Birch is light, inexpensive, easy to work with and is used for the wood veneers on most inexpensive furniture. However, birch plywood is difficult to finish. The different layers of wood may take stain differently, resulting in uneven colour. It's not impossible to stain birch plywood; it just takes extra prep work to get an even finish.
Test the following steps on scrap plywood to make sure that you get the colour you want before working on the actual project.
Give the birch plywood a light sanding with 220-grit sandpaper. Work with the grain, not across it or in circles. Wipe off the dust with clean shop cloths.
Apply a pre-stain conditioner formulated for birch. This is available at home improvement and paint stores. It is usually a spray, but can also be applied by hand. Let it dry according to the manufacturer's instructions. This pre-treatment will help the birch plywood take the stain more evenly.
Dip your staining sponge into the tinted wood dye and apply it to the birch plywood. Work with the grain, as you did when you were sanding. Make sure to feather the edges as you re-dip the sponge to avoid any thick "borders" between areas as you stain. Let the stain dry according to the manufacturer's instructions.
Apply a second coat if needed, and let it dry as specified.
Put on your painter's mask, and apply a coat of sealer. Polyurethane spray is the easiest to apply and the longest-lasting. Make sure that whichever sealer you use is compatible with your wood dye. It's best to stay within the same brand. Let the sealer dry as the label suggests, and then apply a second coat, if you like.
Use a small piece of masking tape to label the back of your scrap wood if you are experimenting with different colours.
Always work in a well-ventilated area when using spray sealer.
Tips and warnings

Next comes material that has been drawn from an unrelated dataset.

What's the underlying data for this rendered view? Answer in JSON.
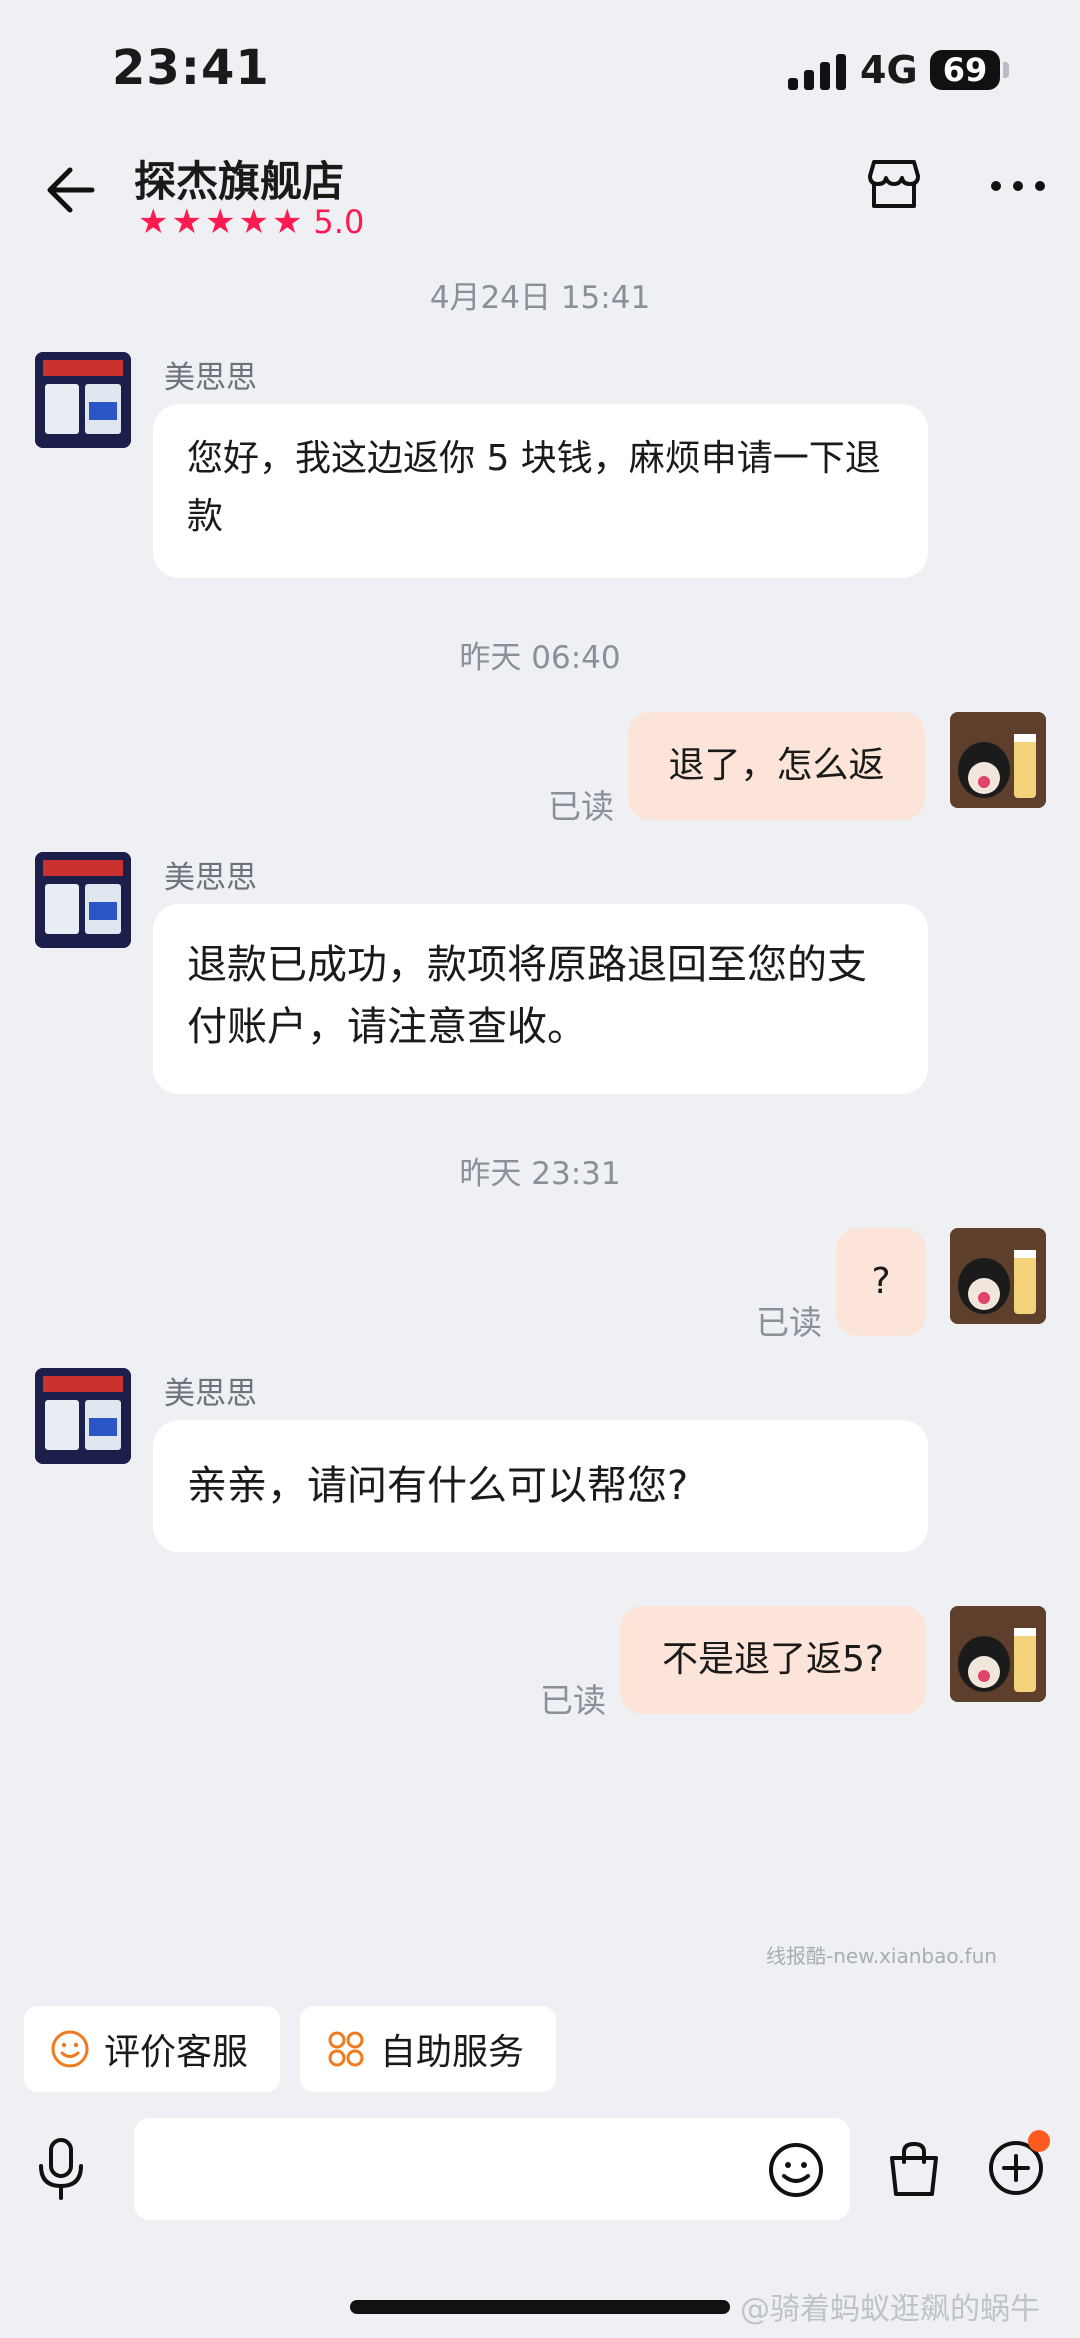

- Use a small piece of masking tape to label the back of your scrap wood if you are experimenting with different colours.
- Always work in a well-ventilated area when using spray sealer.